Analyzing Potential Impacts of Appliance Energy Efficiency Policies in Sweden Using High-Resolution Market Data
Ongoing monitoring and evaluation (M&E) of policy impacts is an essential exercise that verifies policy effectiveness, justifies policy implementation, and improves future policy design. Depending on the data available for this purpose, however, the accuracy and precision of M&E findings can vary widely.
To increase the precision of M&E research methods, the following study provides an initial demonstration of the new types of analysis that may be possible using the real‐time collection of high-resolution market data for energy-using products. This report retrospectively analyzes some of the potential impacts of energy efficiency policies in Sweden, with focus on four products: refrigerators, clothes washers, dishwashers, and televisions. The study also examines how the types of analysis used may one day assist in evaluating the impacts of energy efficiency policies that have been implemented to date.

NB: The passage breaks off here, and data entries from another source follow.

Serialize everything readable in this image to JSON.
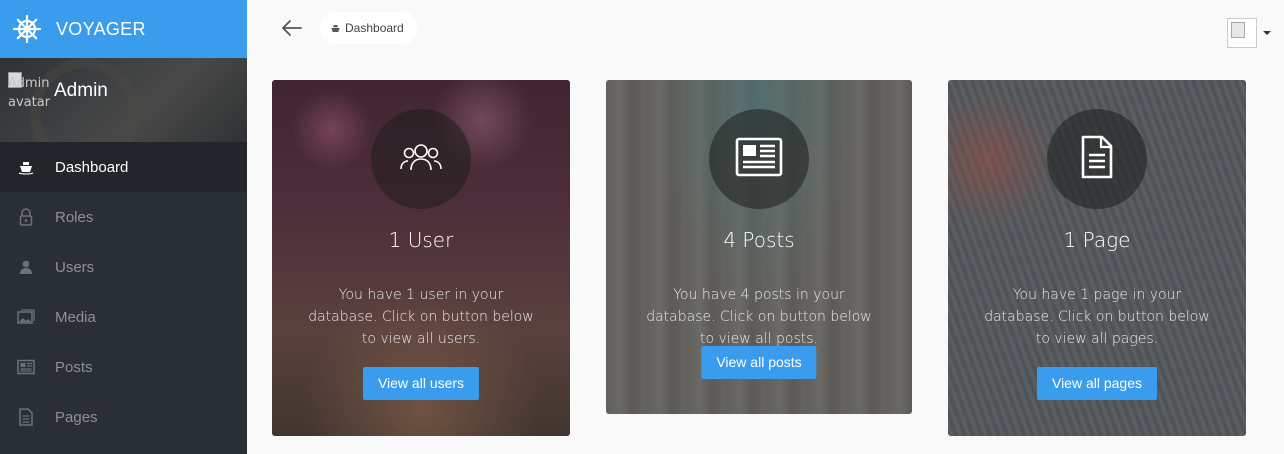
{
  "brand": {
    "title": "VOYAGER",
    "color": "#3a9ced"
  },
  "profile": {
    "name": "Admin",
    "avatar_alt": "Admin avatar"
  },
  "sidebar": {
    "items": [
      {
        "label": "Dashboard",
        "icon": "boat-icon",
        "active": true
      },
      {
        "label": "Roles",
        "icon": "lock-icon",
        "active": false
      },
      {
        "label": "Users",
        "icon": "person-icon",
        "active": false
      },
      {
        "label": "Media",
        "icon": "images-icon",
        "active": false
      },
      {
        "label": "Posts",
        "icon": "news-icon",
        "active": false
      },
      {
        "label": "Pages",
        "icon": "file-icon",
        "active": false
      }
    ]
  },
  "topbar": {
    "breadcrumb": "Dashboard"
  },
  "cards": [
    {
      "title": "1 User",
      "description": "You have 1 user in your database. Click on button below to view all users.",
      "button": "View all users",
      "icon": "people-icon"
    },
    {
      "title": "4 Posts",
      "description": "You have 4 posts in your database. Click on button below to view all posts.",
      "button": "View all posts",
      "icon": "newspaper-icon"
    },
    {
      "title": "1 Page",
      "description": "You have 1 page in your database. Click on button below to view all pages.",
      "button": "View all pages",
      "icon": "document-icon"
    }
  ]
}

Using real-time, high-resolution data, this study demonstrates with a high level of precision that, for each of the four products considered, newer, more energy-efficient models that are adopted by the Swedish market are just as affordable as older, less-efficient models. At any given moment, energy-efficient models may be more expensive, but this added cost of efficiency disappears over time. Furthermore, the authors observe little to no disturbance in long-term price trends for specific products.
The authors note that if policymakers want to monitor policy impacts with high precision, very large volumes of market data will be needed. Furthermore, the authors caution that additional analytical work is required before policymakers will be able to confidently relate long-term market impacts – such as those demonstrated here – to actual policy implementation and design.
This report was produced by Enervee for the government of Sweden. Data used in the analysis were derived from Enervee’s own data-collection methods, the Swedish government’s statistical agencies, and GfK, a market data and research company.